■ **Required work**
Your answer should hold every line of the records below that contains the string "JSON".

══ Supplied material ══

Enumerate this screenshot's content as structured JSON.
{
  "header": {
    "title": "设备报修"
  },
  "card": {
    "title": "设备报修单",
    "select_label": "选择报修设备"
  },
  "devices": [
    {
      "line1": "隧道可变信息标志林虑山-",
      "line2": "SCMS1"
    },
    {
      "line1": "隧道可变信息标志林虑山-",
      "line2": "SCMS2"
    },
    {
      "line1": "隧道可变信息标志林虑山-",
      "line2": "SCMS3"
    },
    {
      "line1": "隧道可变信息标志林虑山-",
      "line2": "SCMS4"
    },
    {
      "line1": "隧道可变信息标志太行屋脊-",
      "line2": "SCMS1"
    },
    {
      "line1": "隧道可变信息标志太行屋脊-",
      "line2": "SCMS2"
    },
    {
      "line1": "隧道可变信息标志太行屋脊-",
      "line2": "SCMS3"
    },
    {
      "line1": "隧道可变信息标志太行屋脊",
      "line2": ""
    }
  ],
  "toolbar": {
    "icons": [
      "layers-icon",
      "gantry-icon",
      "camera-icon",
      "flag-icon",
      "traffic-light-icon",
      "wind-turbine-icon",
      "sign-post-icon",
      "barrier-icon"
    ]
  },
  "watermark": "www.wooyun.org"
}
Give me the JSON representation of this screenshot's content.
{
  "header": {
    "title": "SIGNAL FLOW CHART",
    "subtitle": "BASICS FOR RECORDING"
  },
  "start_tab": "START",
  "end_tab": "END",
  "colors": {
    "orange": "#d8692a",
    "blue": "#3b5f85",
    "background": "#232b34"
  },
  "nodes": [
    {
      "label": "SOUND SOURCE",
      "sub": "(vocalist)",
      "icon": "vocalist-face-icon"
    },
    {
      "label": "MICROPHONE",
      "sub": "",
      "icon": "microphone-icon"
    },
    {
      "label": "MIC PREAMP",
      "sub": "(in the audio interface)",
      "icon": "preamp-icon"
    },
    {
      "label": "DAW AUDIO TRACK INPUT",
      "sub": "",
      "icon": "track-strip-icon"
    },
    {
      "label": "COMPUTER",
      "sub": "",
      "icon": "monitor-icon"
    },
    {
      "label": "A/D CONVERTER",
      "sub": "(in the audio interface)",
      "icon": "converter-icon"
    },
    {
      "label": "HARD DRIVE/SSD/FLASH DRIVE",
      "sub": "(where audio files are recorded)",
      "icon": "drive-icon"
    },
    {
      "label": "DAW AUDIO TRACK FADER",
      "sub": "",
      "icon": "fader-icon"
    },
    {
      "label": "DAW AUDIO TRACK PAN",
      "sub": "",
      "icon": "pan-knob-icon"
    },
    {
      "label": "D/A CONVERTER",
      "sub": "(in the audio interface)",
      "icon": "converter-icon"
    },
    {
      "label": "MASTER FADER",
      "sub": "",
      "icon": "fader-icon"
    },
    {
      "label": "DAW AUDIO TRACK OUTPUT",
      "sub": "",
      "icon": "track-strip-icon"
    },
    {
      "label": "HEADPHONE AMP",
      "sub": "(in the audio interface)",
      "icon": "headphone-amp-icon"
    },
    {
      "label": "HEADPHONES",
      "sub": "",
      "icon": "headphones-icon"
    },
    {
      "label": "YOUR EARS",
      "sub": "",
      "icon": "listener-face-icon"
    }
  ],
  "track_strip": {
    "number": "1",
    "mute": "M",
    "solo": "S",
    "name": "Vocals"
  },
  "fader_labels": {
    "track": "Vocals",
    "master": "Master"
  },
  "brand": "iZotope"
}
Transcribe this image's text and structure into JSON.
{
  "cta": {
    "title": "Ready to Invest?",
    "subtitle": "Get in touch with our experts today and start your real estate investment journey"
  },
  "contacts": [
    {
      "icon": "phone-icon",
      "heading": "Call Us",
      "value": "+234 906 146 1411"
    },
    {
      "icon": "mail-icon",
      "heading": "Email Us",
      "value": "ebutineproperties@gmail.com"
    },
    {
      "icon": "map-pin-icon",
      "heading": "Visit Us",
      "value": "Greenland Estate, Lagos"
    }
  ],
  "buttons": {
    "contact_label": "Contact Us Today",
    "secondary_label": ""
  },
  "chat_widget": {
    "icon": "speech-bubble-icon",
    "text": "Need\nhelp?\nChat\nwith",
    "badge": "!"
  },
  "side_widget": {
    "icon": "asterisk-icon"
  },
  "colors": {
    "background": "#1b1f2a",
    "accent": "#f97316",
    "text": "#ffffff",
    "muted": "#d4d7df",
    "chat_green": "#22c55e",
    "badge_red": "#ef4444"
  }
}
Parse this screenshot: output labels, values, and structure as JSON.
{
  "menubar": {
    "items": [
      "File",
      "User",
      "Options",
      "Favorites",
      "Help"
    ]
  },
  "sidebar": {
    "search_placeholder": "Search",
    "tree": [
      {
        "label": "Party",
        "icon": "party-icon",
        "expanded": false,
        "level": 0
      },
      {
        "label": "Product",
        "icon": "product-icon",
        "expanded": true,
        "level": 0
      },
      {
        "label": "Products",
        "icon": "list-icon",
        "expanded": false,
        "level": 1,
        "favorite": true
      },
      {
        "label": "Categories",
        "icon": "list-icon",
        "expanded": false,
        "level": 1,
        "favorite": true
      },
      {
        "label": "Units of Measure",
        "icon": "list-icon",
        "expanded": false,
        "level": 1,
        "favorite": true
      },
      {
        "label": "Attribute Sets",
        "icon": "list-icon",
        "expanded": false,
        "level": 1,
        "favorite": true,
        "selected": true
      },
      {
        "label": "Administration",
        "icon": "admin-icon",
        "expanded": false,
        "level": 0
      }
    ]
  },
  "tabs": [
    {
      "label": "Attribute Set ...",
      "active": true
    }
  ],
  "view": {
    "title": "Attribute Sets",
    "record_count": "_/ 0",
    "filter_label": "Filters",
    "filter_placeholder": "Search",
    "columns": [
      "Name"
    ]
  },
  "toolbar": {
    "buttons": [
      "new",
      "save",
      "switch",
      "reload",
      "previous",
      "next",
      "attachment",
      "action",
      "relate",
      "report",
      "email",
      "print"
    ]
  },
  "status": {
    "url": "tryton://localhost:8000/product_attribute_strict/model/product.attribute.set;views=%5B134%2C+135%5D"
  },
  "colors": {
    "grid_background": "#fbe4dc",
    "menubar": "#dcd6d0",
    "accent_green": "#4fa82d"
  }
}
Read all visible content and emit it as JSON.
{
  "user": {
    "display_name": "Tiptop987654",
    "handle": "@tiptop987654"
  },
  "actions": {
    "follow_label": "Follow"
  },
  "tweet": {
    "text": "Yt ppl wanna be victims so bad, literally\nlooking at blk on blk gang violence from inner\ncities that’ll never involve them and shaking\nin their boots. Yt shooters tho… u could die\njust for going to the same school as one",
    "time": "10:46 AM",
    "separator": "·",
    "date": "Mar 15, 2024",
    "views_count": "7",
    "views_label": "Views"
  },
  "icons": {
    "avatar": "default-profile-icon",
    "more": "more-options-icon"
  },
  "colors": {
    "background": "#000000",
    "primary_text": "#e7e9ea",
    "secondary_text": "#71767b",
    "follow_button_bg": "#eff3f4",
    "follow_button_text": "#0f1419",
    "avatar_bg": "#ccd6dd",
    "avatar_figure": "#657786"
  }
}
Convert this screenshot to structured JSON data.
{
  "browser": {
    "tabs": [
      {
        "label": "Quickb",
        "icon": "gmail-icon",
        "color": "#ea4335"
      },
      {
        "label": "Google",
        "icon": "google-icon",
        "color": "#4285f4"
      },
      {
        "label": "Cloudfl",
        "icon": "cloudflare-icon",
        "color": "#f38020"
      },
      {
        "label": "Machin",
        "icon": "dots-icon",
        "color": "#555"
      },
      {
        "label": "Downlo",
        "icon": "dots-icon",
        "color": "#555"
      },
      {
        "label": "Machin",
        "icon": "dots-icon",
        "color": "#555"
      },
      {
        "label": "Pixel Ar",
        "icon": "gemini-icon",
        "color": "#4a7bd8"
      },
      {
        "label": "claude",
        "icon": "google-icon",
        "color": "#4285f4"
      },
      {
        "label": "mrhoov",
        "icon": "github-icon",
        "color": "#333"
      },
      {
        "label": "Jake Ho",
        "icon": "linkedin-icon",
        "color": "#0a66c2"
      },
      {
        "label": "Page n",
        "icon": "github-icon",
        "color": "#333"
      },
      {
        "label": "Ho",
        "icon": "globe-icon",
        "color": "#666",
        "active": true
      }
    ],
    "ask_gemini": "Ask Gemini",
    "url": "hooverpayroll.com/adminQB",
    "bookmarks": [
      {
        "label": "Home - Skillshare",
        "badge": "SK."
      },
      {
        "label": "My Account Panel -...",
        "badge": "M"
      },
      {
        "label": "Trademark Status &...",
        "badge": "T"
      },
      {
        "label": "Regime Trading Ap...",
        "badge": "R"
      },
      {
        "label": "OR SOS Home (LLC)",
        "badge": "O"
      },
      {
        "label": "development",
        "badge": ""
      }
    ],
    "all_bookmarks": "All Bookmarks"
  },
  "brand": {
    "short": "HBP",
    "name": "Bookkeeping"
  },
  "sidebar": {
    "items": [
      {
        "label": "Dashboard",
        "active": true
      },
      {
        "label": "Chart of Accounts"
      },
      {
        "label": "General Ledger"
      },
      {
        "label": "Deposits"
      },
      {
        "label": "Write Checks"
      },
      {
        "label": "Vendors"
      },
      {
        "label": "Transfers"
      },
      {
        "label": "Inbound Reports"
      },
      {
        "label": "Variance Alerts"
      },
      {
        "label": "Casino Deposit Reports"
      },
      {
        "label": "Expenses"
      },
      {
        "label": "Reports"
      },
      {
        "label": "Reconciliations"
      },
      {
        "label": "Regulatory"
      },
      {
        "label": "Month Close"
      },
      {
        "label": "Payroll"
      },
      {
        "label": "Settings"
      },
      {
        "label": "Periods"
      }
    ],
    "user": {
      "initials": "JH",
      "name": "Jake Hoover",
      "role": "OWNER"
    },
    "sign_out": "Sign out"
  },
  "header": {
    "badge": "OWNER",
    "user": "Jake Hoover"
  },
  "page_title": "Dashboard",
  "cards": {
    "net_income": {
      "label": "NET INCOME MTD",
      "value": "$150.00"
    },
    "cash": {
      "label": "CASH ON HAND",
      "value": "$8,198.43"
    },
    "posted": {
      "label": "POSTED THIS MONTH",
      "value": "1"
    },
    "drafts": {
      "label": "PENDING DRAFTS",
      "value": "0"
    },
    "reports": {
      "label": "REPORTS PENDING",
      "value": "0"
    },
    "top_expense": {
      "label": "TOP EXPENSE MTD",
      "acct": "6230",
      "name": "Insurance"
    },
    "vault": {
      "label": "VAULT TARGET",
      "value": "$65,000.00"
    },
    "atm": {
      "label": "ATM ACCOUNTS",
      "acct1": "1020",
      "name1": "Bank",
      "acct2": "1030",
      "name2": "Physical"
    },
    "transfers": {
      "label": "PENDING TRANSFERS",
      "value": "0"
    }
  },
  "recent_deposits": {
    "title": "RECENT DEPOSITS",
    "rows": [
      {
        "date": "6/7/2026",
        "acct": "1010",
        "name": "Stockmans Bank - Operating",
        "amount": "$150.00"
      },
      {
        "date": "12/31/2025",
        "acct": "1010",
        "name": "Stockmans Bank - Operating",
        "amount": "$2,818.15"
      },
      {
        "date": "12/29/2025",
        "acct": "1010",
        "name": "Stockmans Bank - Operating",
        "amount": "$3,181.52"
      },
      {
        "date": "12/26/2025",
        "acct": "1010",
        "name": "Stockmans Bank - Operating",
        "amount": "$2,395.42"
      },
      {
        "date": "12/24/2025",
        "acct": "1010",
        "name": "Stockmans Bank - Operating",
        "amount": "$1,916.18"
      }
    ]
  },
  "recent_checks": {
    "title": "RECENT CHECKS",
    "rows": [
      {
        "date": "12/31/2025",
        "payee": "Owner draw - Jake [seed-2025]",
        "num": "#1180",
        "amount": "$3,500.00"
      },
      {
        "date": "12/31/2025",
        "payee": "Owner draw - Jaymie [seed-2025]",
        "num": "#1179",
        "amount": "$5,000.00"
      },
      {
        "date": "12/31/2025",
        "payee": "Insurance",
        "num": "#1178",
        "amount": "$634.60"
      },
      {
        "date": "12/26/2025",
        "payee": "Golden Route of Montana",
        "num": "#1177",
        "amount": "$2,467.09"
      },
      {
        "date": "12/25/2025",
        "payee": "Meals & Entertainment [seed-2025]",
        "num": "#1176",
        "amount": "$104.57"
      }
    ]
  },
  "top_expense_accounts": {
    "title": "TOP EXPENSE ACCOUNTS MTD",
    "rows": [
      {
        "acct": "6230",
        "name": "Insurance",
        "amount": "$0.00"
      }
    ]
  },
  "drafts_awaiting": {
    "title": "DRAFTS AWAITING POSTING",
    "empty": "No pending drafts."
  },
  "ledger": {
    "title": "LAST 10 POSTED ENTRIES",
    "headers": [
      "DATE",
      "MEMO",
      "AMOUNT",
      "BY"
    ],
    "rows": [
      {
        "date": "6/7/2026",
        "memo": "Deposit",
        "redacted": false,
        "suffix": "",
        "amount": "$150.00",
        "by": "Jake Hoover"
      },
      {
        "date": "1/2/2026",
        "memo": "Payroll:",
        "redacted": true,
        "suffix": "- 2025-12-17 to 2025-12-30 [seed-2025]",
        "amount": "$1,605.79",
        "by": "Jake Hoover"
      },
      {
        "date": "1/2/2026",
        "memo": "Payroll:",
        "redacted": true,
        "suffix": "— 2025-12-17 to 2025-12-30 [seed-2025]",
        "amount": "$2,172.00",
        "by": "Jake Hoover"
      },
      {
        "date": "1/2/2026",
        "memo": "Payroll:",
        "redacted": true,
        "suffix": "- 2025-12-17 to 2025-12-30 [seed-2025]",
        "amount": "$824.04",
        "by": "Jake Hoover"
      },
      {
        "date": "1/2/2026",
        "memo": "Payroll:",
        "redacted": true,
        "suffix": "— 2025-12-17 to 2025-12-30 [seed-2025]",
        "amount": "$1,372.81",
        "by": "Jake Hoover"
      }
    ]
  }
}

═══

■ **Task result**
Enumerate this screenshot's content as structured JSON.
Give me the JSON representation of this screenshot's content.
Transcribe this image's text and structure into JSON.
Parse this screenshot: output labels, values, and structure as JSON.
Read all visible content and emit it as JSON.
Convert this screenshot to structured JSON data.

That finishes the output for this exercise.